▶ **Exercise brief**:
Retype the entries below exactly, and keep every picture out of your version.

▶ **Available data**:
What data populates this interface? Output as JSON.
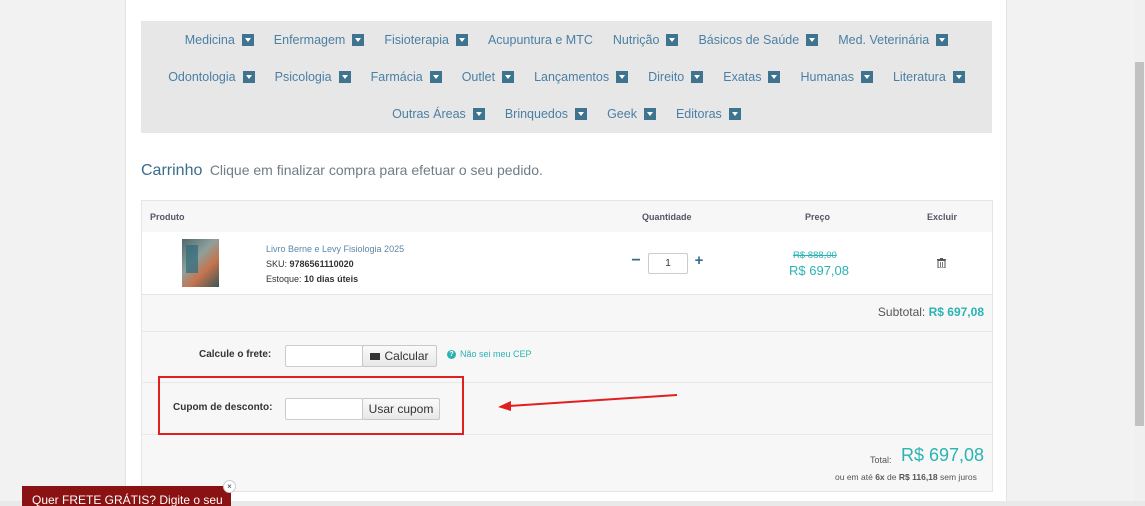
{
  "nav": {
    "row1": [
      "Medicina",
      "Enfermagem",
      "Fisioterapia",
      "Acupuntura e MTC",
      "Nutrição",
      "Básicos de Saúde",
      "Med. Veterinária"
    ],
    "row1_chev": [
      true,
      true,
      true,
      false,
      true,
      true,
      true
    ],
    "row2": [
      "Odontologia",
      "Psicologia",
      "Farmácia",
      "Outlet",
      "Lançamentos",
      "Direito",
      "Exatas",
      "Humanas",
      "Literatura"
    ],
    "row3": [
      "Outras Áreas",
      "Brinquedos",
      "Geek",
      "Editoras"
    ]
  },
  "cart": {
    "title": "Carrinho",
    "subtitle": "Clique em finalizar compra para efetuar o seu pedido."
  },
  "table": {
    "headers": {
      "product": "Produto",
      "quantity": "Quantidade",
      "price": "Preço",
      "remove": "Excluir"
    }
  },
  "product": {
    "name": "Livro Berne e Levy Fisiologia 2025",
    "sku_label": "SKU:",
    "sku": "9786561110020",
    "stock_label": "Estoque:",
    "stock": "10 dias úteis",
    "quantity": "1",
    "minus": "−",
    "plus": "+",
    "price_old": "R$ 888,00",
    "price_new": "R$ 697,08"
  },
  "subtotal": {
    "label": "Subtotal:",
    "value": "R$ 697,08"
  },
  "shipping": {
    "label": "Calcule o frete:",
    "button": "Calcular",
    "help": "Não sei meu CEP"
  },
  "coupon": {
    "label": "Cupom de desconto:",
    "button": "Usar cupom"
  },
  "total": {
    "label": "Total:",
    "value": "R$ 697,08",
    "installments_prefix": "ou em até",
    "installments_count": "6x",
    "installments_mid": "de",
    "installments_value": "R$ 116,18",
    "installments_suffix": "sem juros"
  },
  "promo": {
    "text": "Quer FRETE GRÁTIS? Digite o seu",
    "close": "×"
  },
  "colors": {
    "accent": "#2bb3b3",
    "link": "#4a7fa5",
    "annotation": "#e02020",
    "promo_bg": "#8b1212"
  }
}
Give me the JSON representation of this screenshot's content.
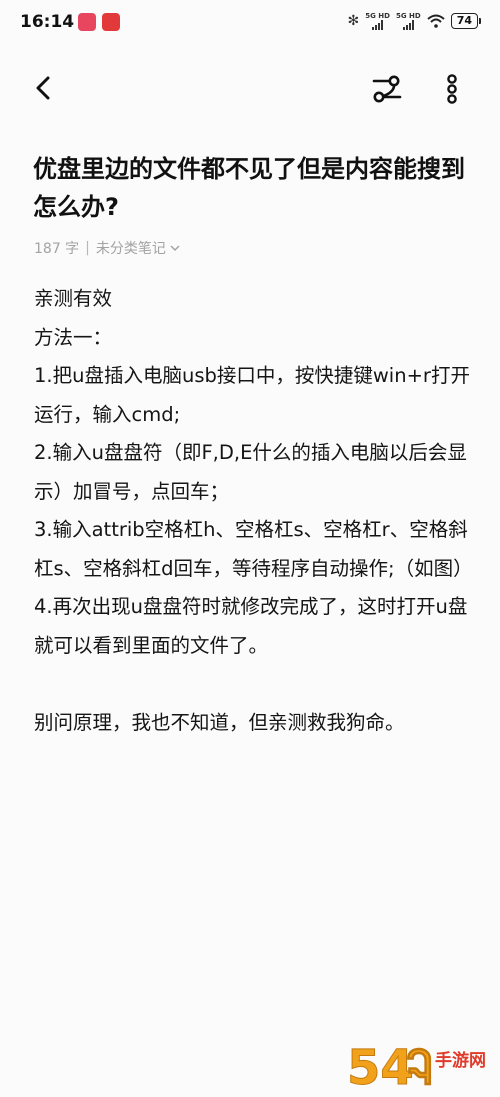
{
  "status_bar": {
    "time": "16:14",
    "network_1": "5G HD",
    "network_2": "5G HD",
    "battery": "74",
    "colors": {
      "badge_1": "#e8455f",
      "badge_2": "#e23a3a"
    }
  },
  "nav": {
    "back_icon": "chevron-left-icon",
    "share_icon": "share-nodes-icon",
    "more_icon": "more-vertical-icon"
  },
  "note": {
    "title": "优盘里边的文件都不见了但是内容能搜到怎么办?",
    "word_count": "187 字",
    "separator": "|",
    "category": "未分类笔记",
    "lines": [
      "亲测有效",
      "方法一：",
      "1.把u盘插入电脑usb接口中，按快捷键win+r打开运行，输入cmd;",
      "2.输入u盘盘符（即F,D,E什么的插入电脑以后会显示）加冒号，点回车；",
      "3.输入attrib空格杠h、空格杠s、空格杠r、空格斜杠s、空格斜杠d回车，等待程序自动操作;（如图）",
      "4.再次出现u盘盘符时就修改完成了，这时打开u盘就可以看到里面的文件了。",
      "",
      "别问原理，我也不知道，但亲测救我狗命。"
    ]
  },
  "watermark": {
    "text_1": "54",
    "text_2": "手游网"
  }
}
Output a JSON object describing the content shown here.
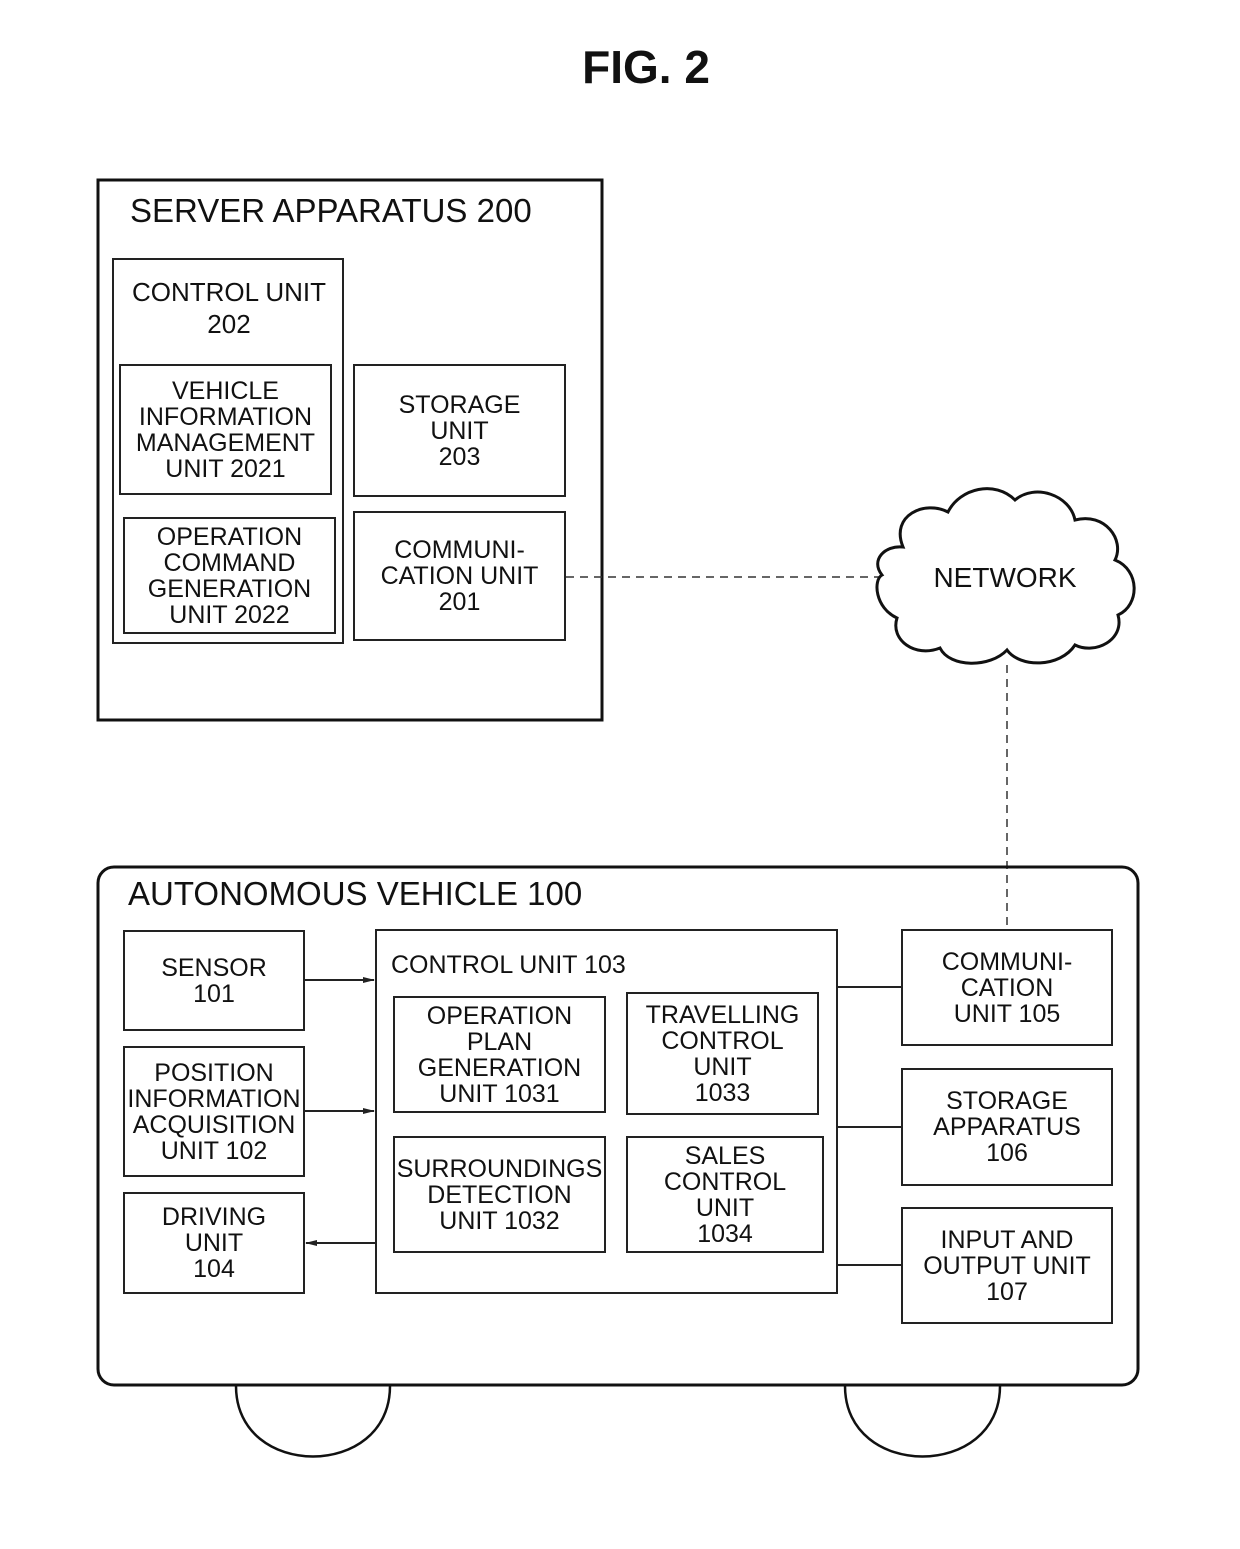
{
  "figure": {
    "title": "FIG. 2"
  },
  "server": {
    "title": "SERVER APPARATUS  200",
    "control_unit": {
      "line1": "CONTROL UNIT",
      "line2": "202"
    },
    "vehicle_info_mgmt": [
      "VEHICLE",
      "INFORMATION",
      "MANAGEMENT",
      "UNIT  2021"
    ],
    "operation_command_gen": [
      "OPERATION",
      "COMMAND",
      "GENERATION",
      "UNIT  2022"
    ],
    "storage_unit": [
      "STORAGE",
      "UNIT",
      "203"
    ],
    "communication_unit": [
      "COMMUNI-",
      "CATION UNIT",
      "201"
    ]
  },
  "network": {
    "label": "NETWORK"
  },
  "vehicle": {
    "title": "AUTONOMOUS VEHICLE  100",
    "sensor": [
      "SENSOR",
      "101"
    ],
    "position_info": [
      "POSITION",
      "INFORMATION",
      "ACQUISITION",
      "UNIT  102"
    ],
    "driving_unit": [
      "DRIVING",
      "UNIT",
      "104"
    ],
    "control_unit": {
      "title": "CONTROL UNIT  103"
    },
    "operation_plan_gen": [
      "OPERATION",
      "PLAN",
      "GENERATION",
      "UNIT  1031"
    ],
    "travelling_control": [
      "TRAVELLING",
      "CONTROL",
      "UNIT",
      "1033"
    ],
    "surroundings_detection": [
      "SURROUNDINGS",
      "DETECTION",
      "UNIT  1032"
    ],
    "sales_control": [
      "SALES",
      "CONTROL",
      "UNIT",
      "1034"
    ],
    "communication_unit": [
      "COMMUNI-",
      "CATION",
      "UNIT  105"
    ],
    "storage_apparatus": [
      "STORAGE",
      "APPARATUS",
      "106"
    ],
    "io_unit": [
      "INPUT AND",
      "OUTPUT UNIT",
      "107"
    ]
  }
}
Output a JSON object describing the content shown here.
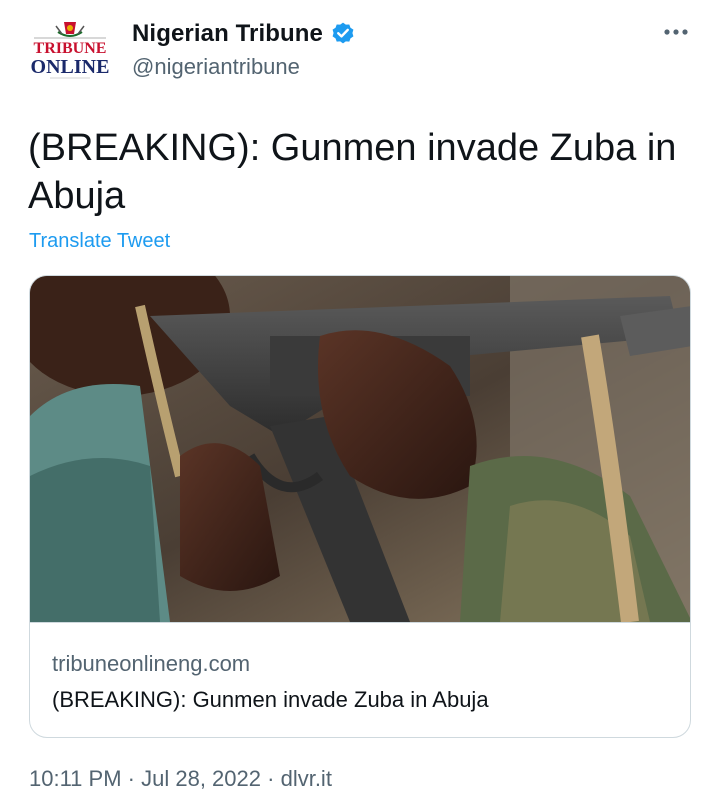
{
  "account": {
    "display_name": "Nigerian Tribune",
    "handle": "@nigeriantribune",
    "verified": true,
    "avatar_lines": [
      "TRIBUNE",
      "ONLINE"
    ]
  },
  "tweet": {
    "text": "(BREAKING): Gunmen invade Zuba in Abuja",
    "translate_label": "Translate Tweet"
  },
  "card": {
    "domain": "tribuneonlineng.com",
    "title": "(BREAKING): Gunmen invade Zuba in Abuja"
  },
  "meta": {
    "time": "10:11 PM",
    "separator": "·",
    "date": "Jul 28, 2022",
    "source": "dlvr.it"
  },
  "colors": {
    "accent": "#1d9bf0",
    "text_primary": "#0f1419",
    "text_secondary": "#536471",
    "border": "#cfd9de",
    "logo_red": "#c8102e",
    "logo_navy": "#1b2a6b"
  }
}
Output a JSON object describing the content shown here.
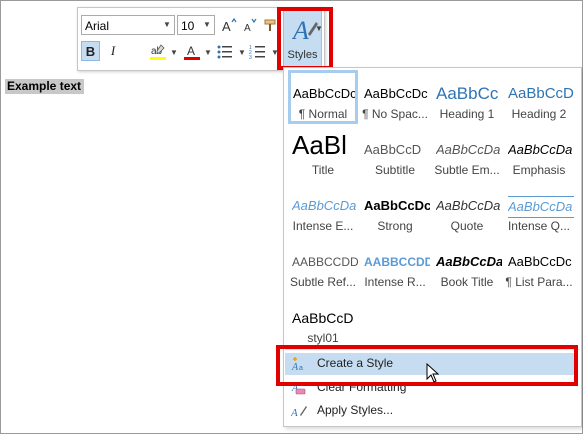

▶ **Solution to this exercise**:
What data populates this interface? Output as JSON.
{
  "nav": {
    "row1": [
      "Medicina",
      "Enfermagem",
      "Fisioterapia",
      "Acupuntura e MTC",
      "Nutrição",
      "Básicos de Saúde",
      "Med. Veterinária"
    ],
    "row1_chev": [
      true,
      true,
      true,
      false,
      true,
      true,
      true
    ],
    "row2": [
      "Odontologia",
      "Psicologia",
      "Farmácia",
      "Outlet",
      "Lançamentos",
      "Direito",
      "Exatas",
      "Humanas",
      "Literatura"
    ],
    "row3": [
      "Outras Áreas",
      "Brinquedos",
      "Geek",
      "Editoras"
    ]
  },
  "cart": {
    "title": "Carrinho",
    "subtitle": "Clique em finalizar compra para efetuar o seu pedido."
  },
  "table": {
    "headers": {
      "product": "Produto",
      "quantity": "Quantidade",
      "price": "Preço",
      "remove": "Excluir"
    }
  },
  "product": {
    "name": "Livro Berne e Levy Fisiologia 2025",
    "sku_label": "SKU:",
    "sku": "9786561110020",
    "stock_label": "Estoque:",
    "stock": "10 dias úteis",
    "quantity": "1",
    "minus": "−",
    "plus": "+",
    "price_old": "R$ 888,00",
    "price_new": "R$ 697,08"
  },
  "subtotal": {
    "label": "Subtotal:",
    "value": "R$ 697,08"
  },
  "shipping": {
    "label": "Calcule o frete:",
    "button": "Calcular",
    "help": "Não sei meu CEP"
  },
  "coupon": {
    "label": "Cupom de desconto:",
    "button": "Usar cupom"
  },
  "total": {
    "label": "Total:",
    "value": "R$ 697,08",
    "installments_prefix": "ou em até",
    "installments_count": "6x",
    "installments_mid": "de",
    "installments_value": "R$ 116,18",
    "installments_suffix": "sem juros"
  },
  "promo": {
    "text": "Quer FRETE GRÁTIS? Digite o seu",
    "close": "×"
  },
  "colors": {
    "accent": "#2bb3b3",
    "link": "#4a7fa5",
    "annotation": "#e02020",
    "promo_bg": "#8b1212"
  }
}
Give me the JSON representation of this screenshot's content.
{
  "status_bar": {
    "time": "16:14",
    "network_1": "5G HD",
    "network_2": "5G HD",
    "battery": "74",
    "colors": {
      "badge_1": "#e8455f",
      "badge_2": "#e23a3a"
    }
  },
  "nav": {
    "back_icon": "chevron-left-icon",
    "share_icon": "share-nodes-icon",
    "more_icon": "more-vertical-icon"
  },
  "note": {
    "title": "优盘里边的文件都不见了但是内容能搜到怎么办?",
    "word_count": "187 字",
    "separator": "|",
    "category": "未分类笔记",
    "lines": [
      "亲测有效",
      "方法一：",
      "1.把u盘插入电脑usb接口中，按快捷键win+r打开运行，输入cmd;",
      "2.输入u盘盘符（即F,D,E什么的插入电脑以后会显示）加冒号，点回车；",
      "3.输入attrib空格杠h、空格杠s、空格杠r、空格斜杠s、空格斜杠d回车，等待程序自动操作;（如图）",
      "4.再次出现u盘盘符时就修改完成了，这时打开u盘就可以看到里面的文件了。",
      "",
      "别问原理，我也不知道，但亲测救我狗命。"
    ]
  },
  "watermark": {
    "text_1": "54",
    "text_2": "手游网"
  }
}
Output a JSON object describing the content shown here.
{
  "figure": {
    "title": "FIG. 2"
  },
  "server": {
    "title": "SERVER APPARATUS  200",
    "control_unit": {
      "line1": "CONTROL UNIT",
      "line2": "202"
    },
    "vehicle_info_mgmt": [
      "VEHICLE",
      "INFORMATION",
      "MANAGEMENT",
      "UNIT  2021"
    ],
    "operation_command_gen": [
      "OPERATION",
      "COMMAND",
      "GENERATION",
      "UNIT  2022"
    ],
    "storage_unit": [
      "STORAGE",
      "UNIT",
      "203"
    ],
    "communication_unit": [
      "COMMUNI-",
      "CATION UNIT",
      "201"
    ]
  },
  "network": {
    "label": "NETWORK"
  },
  "vehicle": {
    "title": "AUTONOMOUS VEHICLE  100",
    "sensor": [
      "SENSOR",
      "101"
    ],
    "position_info": [
      "POSITION",
      "INFORMATION",
      "ACQUISITION",
      "UNIT  102"
    ],
    "driving_unit": [
      "DRIVING",
      "UNIT",
      "104"
    ],
    "control_unit": {
      "title": "CONTROL UNIT  103"
    },
    "operation_plan_gen": [
      "OPERATION",
      "PLAN",
      "GENERATION",
      "UNIT  1031"
    ],
    "travelling_control": [
      "TRAVELLING",
      "CONTROL",
      "UNIT",
      "1033"
    ],
    "surroundings_detection": [
      "SURROUNDINGS",
      "DETECTION",
      "UNIT  1032"
    ],
    "sales_control": [
      "SALES",
      "CONTROL",
      "UNIT",
      "1034"
    ],
    "communication_unit": [
      "COMMUNI-",
      "CATION",
      "UNIT  105"
    ],
    "storage_apparatus": [
      "STORAGE",
      "APPARATUS",
      "106"
    ],
    "io_unit": [
      "INPUT AND",
      "OUTPUT UNIT",
      "107"
    ]
  }
}
Output a JSON object describing the content shown here.
{
  "account": {
    "display_name": "Nigerian Tribune",
    "handle": "@nigeriantribune",
    "verified": true,
    "avatar_lines": [
      "TRIBUNE",
      "ONLINE"
    ]
  },
  "tweet": {
    "text": "(BREAKING): Gunmen invade Zuba in Abuja",
    "translate_label": "Translate Tweet"
  },
  "card": {
    "domain": "tribuneonlineng.com",
    "title": "(BREAKING): Gunmen invade Zuba in Abuja"
  },
  "meta": {
    "time": "10:11 PM",
    "separator": "·",
    "date": "Jul 28, 2022",
    "source": "dlvr.it"
  },
  "colors": {
    "accent": "#1d9bf0",
    "text_primary": "#0f1419",
    "text_secondary": "#536471",
    "border": "#cfd9de",
    "logo_red": "#c8102e",
    "logo_navy": "#1b2a6b"
  }
}
Output a JSON object describing the content shown here.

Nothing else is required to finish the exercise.